YOUR ASSIGNMENT: Would you restate all the data that follows, word for word?

Website and app data records:
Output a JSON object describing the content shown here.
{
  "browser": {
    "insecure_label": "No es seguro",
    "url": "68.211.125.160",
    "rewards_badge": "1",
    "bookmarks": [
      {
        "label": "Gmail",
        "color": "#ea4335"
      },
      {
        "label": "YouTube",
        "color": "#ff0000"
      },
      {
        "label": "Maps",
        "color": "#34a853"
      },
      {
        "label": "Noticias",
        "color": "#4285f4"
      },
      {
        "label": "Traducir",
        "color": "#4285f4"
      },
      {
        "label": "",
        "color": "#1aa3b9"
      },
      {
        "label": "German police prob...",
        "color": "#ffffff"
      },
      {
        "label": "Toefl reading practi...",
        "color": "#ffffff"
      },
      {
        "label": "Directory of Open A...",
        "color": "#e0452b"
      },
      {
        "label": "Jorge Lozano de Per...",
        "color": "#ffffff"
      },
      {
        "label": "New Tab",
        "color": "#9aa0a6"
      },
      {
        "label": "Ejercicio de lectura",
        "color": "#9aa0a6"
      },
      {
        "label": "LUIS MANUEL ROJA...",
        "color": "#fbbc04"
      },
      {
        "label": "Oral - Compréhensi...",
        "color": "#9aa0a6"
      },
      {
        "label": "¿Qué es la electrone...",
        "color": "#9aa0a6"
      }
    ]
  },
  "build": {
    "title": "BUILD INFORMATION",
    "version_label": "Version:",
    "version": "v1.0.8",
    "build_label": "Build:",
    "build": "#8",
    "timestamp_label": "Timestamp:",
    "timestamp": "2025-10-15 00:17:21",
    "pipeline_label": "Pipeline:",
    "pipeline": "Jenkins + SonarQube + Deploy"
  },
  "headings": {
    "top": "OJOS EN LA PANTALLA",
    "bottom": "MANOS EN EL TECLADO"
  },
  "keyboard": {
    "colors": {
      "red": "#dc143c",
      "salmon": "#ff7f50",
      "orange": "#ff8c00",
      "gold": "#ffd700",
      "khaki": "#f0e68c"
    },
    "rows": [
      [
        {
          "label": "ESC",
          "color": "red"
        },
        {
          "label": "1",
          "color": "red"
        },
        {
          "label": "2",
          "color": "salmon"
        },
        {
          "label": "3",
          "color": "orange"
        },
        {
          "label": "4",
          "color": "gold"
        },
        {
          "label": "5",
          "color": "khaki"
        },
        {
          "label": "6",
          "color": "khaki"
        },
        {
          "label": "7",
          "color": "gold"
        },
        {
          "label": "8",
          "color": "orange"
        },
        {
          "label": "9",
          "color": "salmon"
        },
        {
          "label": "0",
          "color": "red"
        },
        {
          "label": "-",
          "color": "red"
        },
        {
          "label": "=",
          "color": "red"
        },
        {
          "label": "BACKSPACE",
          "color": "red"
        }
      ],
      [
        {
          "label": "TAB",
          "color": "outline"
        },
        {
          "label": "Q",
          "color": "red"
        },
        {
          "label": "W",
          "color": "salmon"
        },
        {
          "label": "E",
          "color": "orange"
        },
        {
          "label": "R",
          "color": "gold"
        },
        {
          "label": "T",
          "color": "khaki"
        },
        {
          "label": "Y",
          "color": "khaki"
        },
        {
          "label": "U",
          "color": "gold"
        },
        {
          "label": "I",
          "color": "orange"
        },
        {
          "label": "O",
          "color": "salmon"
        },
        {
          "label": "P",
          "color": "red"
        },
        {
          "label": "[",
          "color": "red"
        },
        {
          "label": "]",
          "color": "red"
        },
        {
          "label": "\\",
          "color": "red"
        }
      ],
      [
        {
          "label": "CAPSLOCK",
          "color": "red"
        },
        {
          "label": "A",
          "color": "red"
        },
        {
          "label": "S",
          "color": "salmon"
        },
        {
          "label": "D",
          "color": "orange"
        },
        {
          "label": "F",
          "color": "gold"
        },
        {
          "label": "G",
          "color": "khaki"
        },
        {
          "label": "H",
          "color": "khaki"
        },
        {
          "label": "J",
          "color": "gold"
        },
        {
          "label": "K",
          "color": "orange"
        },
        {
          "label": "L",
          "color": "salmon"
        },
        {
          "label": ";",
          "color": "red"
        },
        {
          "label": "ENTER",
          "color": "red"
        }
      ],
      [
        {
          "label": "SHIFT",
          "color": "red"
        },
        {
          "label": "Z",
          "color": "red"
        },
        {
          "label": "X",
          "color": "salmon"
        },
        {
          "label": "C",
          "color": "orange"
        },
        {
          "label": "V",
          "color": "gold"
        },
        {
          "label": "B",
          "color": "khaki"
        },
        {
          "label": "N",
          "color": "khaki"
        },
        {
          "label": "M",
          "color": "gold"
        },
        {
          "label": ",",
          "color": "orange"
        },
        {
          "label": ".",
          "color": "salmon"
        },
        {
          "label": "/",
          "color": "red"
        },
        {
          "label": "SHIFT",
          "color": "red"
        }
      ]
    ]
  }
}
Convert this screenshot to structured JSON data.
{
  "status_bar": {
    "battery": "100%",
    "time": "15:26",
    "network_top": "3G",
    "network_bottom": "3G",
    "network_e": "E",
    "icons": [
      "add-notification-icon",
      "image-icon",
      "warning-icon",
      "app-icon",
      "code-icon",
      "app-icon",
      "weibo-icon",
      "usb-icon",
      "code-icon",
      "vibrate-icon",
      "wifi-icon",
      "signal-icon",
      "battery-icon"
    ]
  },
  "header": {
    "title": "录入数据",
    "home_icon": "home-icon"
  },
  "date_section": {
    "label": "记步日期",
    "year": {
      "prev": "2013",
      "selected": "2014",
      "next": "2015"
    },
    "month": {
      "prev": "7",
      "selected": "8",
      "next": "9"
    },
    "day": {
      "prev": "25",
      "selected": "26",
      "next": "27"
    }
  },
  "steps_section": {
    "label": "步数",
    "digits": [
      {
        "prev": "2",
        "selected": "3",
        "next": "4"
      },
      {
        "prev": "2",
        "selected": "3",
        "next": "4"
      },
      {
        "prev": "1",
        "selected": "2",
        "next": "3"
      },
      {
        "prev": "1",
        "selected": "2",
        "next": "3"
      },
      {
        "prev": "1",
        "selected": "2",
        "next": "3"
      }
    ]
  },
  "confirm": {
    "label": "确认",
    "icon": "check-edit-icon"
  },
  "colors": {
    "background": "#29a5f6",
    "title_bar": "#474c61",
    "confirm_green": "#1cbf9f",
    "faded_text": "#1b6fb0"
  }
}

ANSWER BOX:
Output a JSON object describing the content shown here.
{
  "browser": {
    "insecure_label": "No es seguro",
    "url": "68.211.125.160",
    "rewards_badge": "1",
    "bookmarks": [
      {
        "label": "Gmail",
        "color": "#ea4335"
      },
      {
        "label": "YouTube",
        "color": "#ff0000"
      },
      {
        "label": "Maps",
        "color": "#34a853"
      },
      {
        "label": "Noticias",
        "color": "#4285f4"
      },
      {
        "label": "Traducir",
        "color": "#4285f4"
      },
      {
        "label": "",
        "color": "#1aa3b9"
      },
      {
        "label": "German police prob...",
        "color": "#ffffff"
      },
      {
        "label": "Toefl reading practi...",
        "color": "#ffffff"
      },
      {
        "label": "Directory of Open A...",
        "color": "#e0452b"
      },
      {
        "label": "Jorge Lozano de Per...",
        "color": "#ffffff"
      },
      {
        "label": "New Tab",
        "color": "#9aa0a6"
      },
      {
        "label": "Ejercicio de lectura",
        "color": "#9aa0a6"
      },
      {
        "label": "LUIS MANUEL ROJA...",
        "color": "#fbbc04"
      },
      {
        "label": "Oral - Compréhensi...",
        "color": "#9aa0a6"
      },
      {
        "label": "¿Qué es la electrone...",
        "color": "#9aa0a6"
      }
    ]
  },
  "build": {
    "title": "BUILD INFORMATION",
    "version_label": "Version:",
    "version": "v1.0.8",
    "build_label": "Build:",
    "build": "#8",
    "timestamp_label": "Timestamp:",
    "timestamp": "2025-10-15 00:17:21",
    "pipeline_label": "Pipeline:",
    "pipeline": "Jenkins + SonarQube + Deploy"
  },
  "headings": {
    "top": "OJOS EN LA PANTALLA",
    "bottom": "MANOS EN EL TECLADO"
  },
  "keyboard": {
    "colors": {
      "red": "#dc143c",
      "salmon": "#ff7f50",
      "orange": "#ff8c00",
      "gold": "#ffd700",
      "khaki": "#f0e68c"
    },
    "rows": [
      [
        {
          "label": "ESC",
          "color": "red"
        },
        {
          "label": "1",
          "color": "red"
        },
        {
          "label": "2",
          "color": "salmon"
        },
        {
          "label": "3",
          "color": "orange"
        },
        {
          "label": "4",
          "color": "gold"
        },
        {
          "label": "5",
          "color": "khaki"
        },
        {
          "label": "6",
          "color": "khaki"
        },
        {
          "label": "7",
          "color": "gold"
        },
        {
          "label": "8",
          "color": "orange"
        },
        {
          "label": "9",
          "color": "salmon"
        },
        {
          "label": "0",
          "color": "red"
        },
        {
          "label": "-",
          "color": "red"
        },
        {
          "label": "=",
          "color": "red"
        },
        {
          "label": "BACKSPACE",
          "color": "red"
        }
      ],
      [
        {
          "label": "TAB",
          "color": "outline"
        },
        {
          "label": "Q",
          "color": "red"
        },
        {
          "label": "W",
          "color": "salmon"
        },
        {
          "label": "E",
          "color": "orange"
        },
        {
          "label": "R",
          "color": "gold"
        },
        {
          "label": "T",
          "color": "khaki"
        },
        {
          "label": "Y",
          "color": "khaki"
        },
        {
          "label": "U",
          "color": "gold"
        },
        {
          "label": "I",
          "color": "orange"
        },
        {
          "label": "O",
          "color": "salmon"
        },
        {
          "label": "P",
          "color": "red"
        },
        {
          "label": "[",
          "color": "red"
        },
        {
          "label": "]",
          "color": "red"
        },
        {
          "label": "\\",
          "color": "red"
        }
      ],
      [
        {
          "label": "CAPSLOCK",
          "color": "red"
        },
        {
          "label": "A",
          "color": "red"
        },
        {
          "label": "S",
          "color": "salmon"
        },
        {
          "label": "D",
          "color": "orange"
        },
        {
          "label": "F",
          "color": "gold"
        },
        {
          "label": "G",
          "color": "khaki"
        },
        {
          "label": "H",
          "color": "khaki"
        },
        {
          "label": "J",
          "color": "gold"
        },
        {
          "label": "K",
          "color": "orange"
        },
        {
          "label": "L",
          "color": "salmon"
        },
        {
          "label": ";",
          "color": "red"
        },
        {
          "label": "ENTER",
          "color": "red"
        }
      ],
      [
        {
          "label": "SHIFT",
          "color": "red"
        },
        {
          "label": "Z",
          "color": "red"
        },
        {
          "label": "X",
          "color": "salmon"
        },
        {
          "label": "C",
          "color": "orange"
        },
        {
          "label": "V",
          "color": "gold"
        },
        {
          "label": "B",
          "color": "khaki"
        },
        {
          "label": "N",
          "color": "khaki"
        },
        {
          "label": "M",
          "color": "gold"
        },
        {
          "label": ",",
          "color": "orange"
        },
        {
          "label": ".",
          "color": "salmon"
        },
        {
          "label": "/",
          "color": "red"
        },
        {
          "label": "SHIFT",
          "color": "red"
        }
      ]
    ]
  }
}
Convert this screenshot to structured JSON data.
{
  "status_bar": {
    "battery": "100%",
    "time": "15:26",
    "network_top": "3G",
    "network_bottom": "3G",
    "network_e": "E",
    "icons": [
      "add-notification-icon",
      "image-icon",
      "warning-icon",
      "app-icon",
      "code-icon",
      "app-icon",
      "weibo-icon",
      "usb-icon",
      "code-icon",
      "vibrate-icon",
      "wifi-icon",
      "signal-icon",
      "battery-icon"
    ]
  },
  "header": {
    "title": "录入数据",
    "home_icon": "home-icon"
  },
  "date_section": {
    "label": "记步日期",
    "year": {
      "prev": "2013",
      "selected": "2014",
      "next": "2015"
    },
    "month": {
      "prev": "7",
      "selected": "8",
      "next": "9"
    },
    "day": {
      "prev": "25",
      "selected": "26",
      "next": "27"
    }
  },
  "steps_section": {
    "label": "步数",
    "digits": [
      {
        "prev": "2",
        "selected": "3",
        "next": "4"
      },
      {
        "prev": "2",
        "selected": "3",
        "next": "4"
      },
      {
        "prev": "1",
        "selected": "2",
        "next": "3"
      },
      {
        "prev": "1",
        "selected": "2",
        "next": "3"
      },
      {
        "prev": "1",
        "selected": "2",
        "next": "3"
      }
    ]
  },
  "confirm": {
    "label": "确认",
    "icon": "check-edit-icon"
  },
  "colors": {
    "background": "#29a5f6",
    "title_bar": "#474c61",
    "confirm_green": "#1cbf9f",
    "faded_text": "#1b6fb0"
  }
}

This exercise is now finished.